A property tax increase amidst difficult times is a hard choice that must be made to pull the city out of its quagmire. However it must be understood as a temporary solution, as an excessive tax burden may slowly drive homeowners away from the city. Something also must be done to ensure pensions are sustainable. In 2002 Woonsocket started extensively borrowing to pay pensions, partially leading to more indebtedness. 
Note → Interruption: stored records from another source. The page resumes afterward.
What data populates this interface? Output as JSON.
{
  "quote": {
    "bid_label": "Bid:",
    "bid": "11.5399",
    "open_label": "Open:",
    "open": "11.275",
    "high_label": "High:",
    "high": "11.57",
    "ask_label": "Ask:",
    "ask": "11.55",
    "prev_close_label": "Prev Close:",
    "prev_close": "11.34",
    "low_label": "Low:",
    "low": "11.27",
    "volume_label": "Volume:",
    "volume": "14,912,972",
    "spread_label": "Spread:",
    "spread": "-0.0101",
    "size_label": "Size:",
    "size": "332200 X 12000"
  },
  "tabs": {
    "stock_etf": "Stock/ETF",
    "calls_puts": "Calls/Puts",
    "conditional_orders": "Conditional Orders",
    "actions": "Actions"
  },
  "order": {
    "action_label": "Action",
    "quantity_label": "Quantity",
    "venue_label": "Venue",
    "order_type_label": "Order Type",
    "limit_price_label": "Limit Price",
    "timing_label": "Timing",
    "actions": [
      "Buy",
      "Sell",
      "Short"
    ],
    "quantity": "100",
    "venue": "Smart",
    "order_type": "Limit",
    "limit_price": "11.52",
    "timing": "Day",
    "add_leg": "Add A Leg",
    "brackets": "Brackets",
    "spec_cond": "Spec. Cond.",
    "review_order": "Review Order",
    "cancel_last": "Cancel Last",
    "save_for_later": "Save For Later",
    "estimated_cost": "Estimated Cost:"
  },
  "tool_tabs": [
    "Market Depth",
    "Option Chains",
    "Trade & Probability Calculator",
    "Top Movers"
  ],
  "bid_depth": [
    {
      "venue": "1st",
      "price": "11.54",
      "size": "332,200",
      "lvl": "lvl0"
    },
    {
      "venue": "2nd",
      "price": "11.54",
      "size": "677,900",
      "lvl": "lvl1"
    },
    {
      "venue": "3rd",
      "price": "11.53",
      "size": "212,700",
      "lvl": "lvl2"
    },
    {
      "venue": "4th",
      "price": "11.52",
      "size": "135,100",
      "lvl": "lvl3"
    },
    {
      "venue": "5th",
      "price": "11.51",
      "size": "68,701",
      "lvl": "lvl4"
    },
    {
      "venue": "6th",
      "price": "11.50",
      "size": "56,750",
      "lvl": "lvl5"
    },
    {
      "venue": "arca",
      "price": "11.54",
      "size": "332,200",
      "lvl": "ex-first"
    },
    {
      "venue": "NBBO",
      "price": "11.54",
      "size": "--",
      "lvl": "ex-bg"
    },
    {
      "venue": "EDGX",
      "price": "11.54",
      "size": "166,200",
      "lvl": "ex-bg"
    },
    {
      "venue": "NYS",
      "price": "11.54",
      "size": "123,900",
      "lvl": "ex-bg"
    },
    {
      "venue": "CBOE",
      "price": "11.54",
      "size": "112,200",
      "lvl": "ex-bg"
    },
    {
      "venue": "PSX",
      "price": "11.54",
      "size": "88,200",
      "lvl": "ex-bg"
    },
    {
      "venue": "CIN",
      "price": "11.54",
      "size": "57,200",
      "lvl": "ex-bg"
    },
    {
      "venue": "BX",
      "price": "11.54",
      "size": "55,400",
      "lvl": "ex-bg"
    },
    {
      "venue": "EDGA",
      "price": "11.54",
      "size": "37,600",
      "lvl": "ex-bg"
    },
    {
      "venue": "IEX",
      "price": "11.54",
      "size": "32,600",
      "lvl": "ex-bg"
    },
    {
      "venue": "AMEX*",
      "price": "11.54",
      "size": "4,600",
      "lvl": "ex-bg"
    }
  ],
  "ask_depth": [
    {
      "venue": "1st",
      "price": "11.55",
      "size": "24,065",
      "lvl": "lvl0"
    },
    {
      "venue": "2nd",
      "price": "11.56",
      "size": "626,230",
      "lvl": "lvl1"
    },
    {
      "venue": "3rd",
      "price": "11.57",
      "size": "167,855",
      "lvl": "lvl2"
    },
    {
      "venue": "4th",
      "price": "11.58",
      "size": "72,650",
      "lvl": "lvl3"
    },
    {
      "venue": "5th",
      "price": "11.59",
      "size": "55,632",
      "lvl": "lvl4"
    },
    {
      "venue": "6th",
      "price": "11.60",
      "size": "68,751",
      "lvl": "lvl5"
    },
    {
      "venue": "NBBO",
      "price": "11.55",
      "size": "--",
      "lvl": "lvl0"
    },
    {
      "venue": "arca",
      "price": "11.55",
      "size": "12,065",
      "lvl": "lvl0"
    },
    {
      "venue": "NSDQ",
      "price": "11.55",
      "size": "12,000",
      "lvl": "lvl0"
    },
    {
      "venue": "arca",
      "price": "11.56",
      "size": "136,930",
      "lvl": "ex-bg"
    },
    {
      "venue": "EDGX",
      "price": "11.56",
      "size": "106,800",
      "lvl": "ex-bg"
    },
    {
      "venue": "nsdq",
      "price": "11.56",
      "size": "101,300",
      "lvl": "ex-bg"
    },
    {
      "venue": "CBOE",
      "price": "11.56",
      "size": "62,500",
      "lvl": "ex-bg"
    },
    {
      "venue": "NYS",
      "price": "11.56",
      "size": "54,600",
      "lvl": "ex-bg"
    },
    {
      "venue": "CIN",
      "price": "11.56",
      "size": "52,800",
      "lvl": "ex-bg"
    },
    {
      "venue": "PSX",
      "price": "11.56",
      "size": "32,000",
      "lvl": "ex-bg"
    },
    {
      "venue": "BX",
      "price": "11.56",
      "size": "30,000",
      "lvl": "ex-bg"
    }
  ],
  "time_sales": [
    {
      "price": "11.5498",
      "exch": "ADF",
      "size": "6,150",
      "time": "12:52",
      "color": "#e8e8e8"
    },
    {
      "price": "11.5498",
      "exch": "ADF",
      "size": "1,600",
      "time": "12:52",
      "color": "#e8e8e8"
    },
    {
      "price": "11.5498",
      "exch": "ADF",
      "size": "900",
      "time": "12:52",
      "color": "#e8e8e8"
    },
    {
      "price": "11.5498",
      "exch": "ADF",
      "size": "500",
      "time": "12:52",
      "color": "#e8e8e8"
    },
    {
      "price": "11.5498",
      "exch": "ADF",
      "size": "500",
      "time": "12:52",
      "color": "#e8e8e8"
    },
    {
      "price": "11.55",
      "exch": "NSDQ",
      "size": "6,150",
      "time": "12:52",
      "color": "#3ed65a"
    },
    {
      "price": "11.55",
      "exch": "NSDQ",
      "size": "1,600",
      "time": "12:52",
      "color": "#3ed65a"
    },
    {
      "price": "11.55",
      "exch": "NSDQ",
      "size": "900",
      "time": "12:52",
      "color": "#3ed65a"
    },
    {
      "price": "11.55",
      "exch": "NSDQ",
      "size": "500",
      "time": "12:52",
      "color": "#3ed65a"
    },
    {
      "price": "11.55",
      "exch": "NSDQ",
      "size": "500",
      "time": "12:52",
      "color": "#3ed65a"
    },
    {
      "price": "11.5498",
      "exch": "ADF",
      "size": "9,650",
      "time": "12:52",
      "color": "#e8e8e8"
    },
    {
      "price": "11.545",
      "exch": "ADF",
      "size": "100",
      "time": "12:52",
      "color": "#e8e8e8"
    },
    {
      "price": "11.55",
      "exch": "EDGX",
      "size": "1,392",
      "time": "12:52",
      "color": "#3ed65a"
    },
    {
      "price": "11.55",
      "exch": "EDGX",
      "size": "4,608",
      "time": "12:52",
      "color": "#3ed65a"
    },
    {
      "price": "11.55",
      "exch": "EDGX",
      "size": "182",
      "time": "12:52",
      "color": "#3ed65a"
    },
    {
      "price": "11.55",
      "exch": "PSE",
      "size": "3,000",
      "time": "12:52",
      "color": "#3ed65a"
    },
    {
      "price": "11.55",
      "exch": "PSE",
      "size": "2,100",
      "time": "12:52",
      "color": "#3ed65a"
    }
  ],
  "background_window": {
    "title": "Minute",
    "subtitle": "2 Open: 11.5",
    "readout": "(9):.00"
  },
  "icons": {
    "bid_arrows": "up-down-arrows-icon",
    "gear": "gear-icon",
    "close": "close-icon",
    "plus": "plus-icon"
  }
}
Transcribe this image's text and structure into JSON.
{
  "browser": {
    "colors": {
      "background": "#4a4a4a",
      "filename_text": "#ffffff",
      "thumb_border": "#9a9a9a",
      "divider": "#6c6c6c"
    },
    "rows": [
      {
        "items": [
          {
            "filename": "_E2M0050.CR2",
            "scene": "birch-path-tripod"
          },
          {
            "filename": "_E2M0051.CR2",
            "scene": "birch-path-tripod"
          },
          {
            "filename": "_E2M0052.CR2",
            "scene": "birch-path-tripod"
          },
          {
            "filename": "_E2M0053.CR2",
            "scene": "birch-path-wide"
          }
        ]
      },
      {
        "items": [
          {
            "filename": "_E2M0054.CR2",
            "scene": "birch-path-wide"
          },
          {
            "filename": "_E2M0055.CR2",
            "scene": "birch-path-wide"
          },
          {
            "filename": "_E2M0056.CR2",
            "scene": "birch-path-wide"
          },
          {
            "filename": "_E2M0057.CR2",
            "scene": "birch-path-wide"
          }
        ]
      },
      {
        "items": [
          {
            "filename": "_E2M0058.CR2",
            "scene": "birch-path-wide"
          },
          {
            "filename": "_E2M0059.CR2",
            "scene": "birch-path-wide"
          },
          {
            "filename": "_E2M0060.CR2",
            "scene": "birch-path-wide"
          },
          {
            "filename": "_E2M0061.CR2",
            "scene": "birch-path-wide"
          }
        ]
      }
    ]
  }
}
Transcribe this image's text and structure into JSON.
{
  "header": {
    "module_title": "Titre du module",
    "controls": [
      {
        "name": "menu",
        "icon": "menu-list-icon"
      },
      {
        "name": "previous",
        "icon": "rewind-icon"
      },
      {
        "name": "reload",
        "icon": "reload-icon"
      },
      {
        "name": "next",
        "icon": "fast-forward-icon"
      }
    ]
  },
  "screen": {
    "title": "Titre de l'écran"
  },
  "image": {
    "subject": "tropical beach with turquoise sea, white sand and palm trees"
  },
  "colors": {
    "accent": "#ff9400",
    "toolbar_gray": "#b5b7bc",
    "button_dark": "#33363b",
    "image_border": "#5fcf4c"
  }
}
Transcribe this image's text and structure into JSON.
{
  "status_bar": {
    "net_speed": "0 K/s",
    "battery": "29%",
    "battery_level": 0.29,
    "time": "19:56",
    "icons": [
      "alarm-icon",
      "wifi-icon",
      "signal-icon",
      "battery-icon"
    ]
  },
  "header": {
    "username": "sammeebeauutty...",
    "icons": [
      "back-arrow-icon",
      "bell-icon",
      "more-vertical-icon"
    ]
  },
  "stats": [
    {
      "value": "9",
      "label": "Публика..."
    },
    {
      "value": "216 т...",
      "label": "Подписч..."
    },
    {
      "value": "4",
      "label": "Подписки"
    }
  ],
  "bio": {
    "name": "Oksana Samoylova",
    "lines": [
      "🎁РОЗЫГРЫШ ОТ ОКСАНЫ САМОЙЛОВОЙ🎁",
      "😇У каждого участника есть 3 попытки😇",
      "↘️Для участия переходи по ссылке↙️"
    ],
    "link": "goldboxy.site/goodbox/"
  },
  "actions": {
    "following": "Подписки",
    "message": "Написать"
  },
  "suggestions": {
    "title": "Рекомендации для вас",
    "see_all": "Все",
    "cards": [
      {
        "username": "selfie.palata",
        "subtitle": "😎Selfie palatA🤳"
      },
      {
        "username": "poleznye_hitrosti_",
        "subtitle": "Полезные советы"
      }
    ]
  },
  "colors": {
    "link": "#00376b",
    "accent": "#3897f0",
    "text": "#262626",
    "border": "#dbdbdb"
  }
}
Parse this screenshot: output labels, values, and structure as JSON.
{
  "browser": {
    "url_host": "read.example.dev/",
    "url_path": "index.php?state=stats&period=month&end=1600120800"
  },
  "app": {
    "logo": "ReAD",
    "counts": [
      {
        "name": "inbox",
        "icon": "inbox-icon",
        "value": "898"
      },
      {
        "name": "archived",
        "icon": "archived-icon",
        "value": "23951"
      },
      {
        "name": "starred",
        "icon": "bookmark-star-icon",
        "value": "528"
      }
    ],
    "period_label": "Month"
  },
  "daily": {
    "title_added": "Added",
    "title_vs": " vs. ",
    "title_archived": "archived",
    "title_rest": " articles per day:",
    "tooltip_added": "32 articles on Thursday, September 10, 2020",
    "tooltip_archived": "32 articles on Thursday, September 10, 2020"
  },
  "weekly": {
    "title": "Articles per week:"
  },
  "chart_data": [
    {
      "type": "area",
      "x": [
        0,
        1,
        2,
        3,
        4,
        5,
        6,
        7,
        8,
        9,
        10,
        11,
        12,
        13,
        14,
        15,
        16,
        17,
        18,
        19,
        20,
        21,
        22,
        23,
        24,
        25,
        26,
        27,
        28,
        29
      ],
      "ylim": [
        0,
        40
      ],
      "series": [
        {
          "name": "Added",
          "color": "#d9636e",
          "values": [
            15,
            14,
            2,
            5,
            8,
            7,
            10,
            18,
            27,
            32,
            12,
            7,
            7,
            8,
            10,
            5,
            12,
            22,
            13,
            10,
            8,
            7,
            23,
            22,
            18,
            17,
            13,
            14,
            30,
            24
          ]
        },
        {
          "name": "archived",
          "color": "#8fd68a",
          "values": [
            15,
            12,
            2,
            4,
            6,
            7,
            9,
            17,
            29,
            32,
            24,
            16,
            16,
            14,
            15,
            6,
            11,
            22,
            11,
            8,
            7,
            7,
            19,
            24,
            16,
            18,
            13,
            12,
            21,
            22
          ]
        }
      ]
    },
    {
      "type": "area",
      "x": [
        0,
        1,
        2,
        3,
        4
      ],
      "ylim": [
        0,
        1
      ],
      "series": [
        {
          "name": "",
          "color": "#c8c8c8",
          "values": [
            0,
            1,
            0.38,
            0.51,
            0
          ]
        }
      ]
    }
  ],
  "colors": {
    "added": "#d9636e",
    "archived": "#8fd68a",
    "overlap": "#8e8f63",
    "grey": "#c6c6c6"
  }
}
Nevertheless, the focus on cutting health benefits for employees and retirees in order to save a government from bankruptcy is not appropriate. From what I can read on the city's 2014 budget, health benefit and life insurance expenditures ($8.4 million) are only 6.6% of the total city spending ($127 million). The deficit reduction plan Woonsocket adopted did not at all explore cutting costs in the city's day-to-day functions in different departments. For example, the $8 million police budget actually increased from 2013, while the fire department received cuts of less than $1 million. The libertarian-leaning Mercatus Center at George Mason University recommended that Rhode Island cities carry out cuts in police and fire departments. The city should devise ways to make its services more cost-efficient and eliminate waste, instead of plundering from health-care benefits whenever it wants to save money. Even a sequestration-like series of across-the-board cuts would be comparatively fairer, as no department should be considered a sacred cow at the expense of other services. When a surplus is eventually realized in the city, the city should remember lessons learned and save up enough in a rainy day fund for unforeseen crises.

Woonsocket also suffers from a problem endemic to the state of Rhode Island: over-regulation. Even with its sore need to attract businesses, it seems the state is often unable to modestly loosen its regulatory grip. Woonsocket City Council rejected legalization of chicken-keeping, while Providence would not allow a store to open nearly 24 hours. The Mercatus Center rated the state very low on economic and regulatory freedom. The neighboring Massachusetts is ranked higher, and Massachusetts suffered the impact of recession far less than Rhode Island — plus its cities and bounced back much quicker. This does not mean less regulation is always better. After all Massachusetts, which has performed better than the national average economically, was not ranked anywhere near the top by Mercatus. Rather it simply means sometimes it is obvious in places like Rhode Island that modest relaxation of regulations is needed.

Woonsocket's history and heritage should enable the city to encourage development of the tourism industry. Having more investment in this arena will be beneficial, and one thing it can do would be to incentivize transportation companies like Peter Pan to set up stops in Woonsocket connecting it to major nearby cities such as Boston. 

The fates of Detroit and Woonsocket give a stern warning for local governments across the country to pay attention to both economic development and fiscal sustainability in their jurisdiction, and not scramble for desperate measures when something goes very wrong. After the recession, it will benefit cities in the long run if they will study successes and failures of their neighbors and come up with fiscal survival strategies suitable to their local circumstances.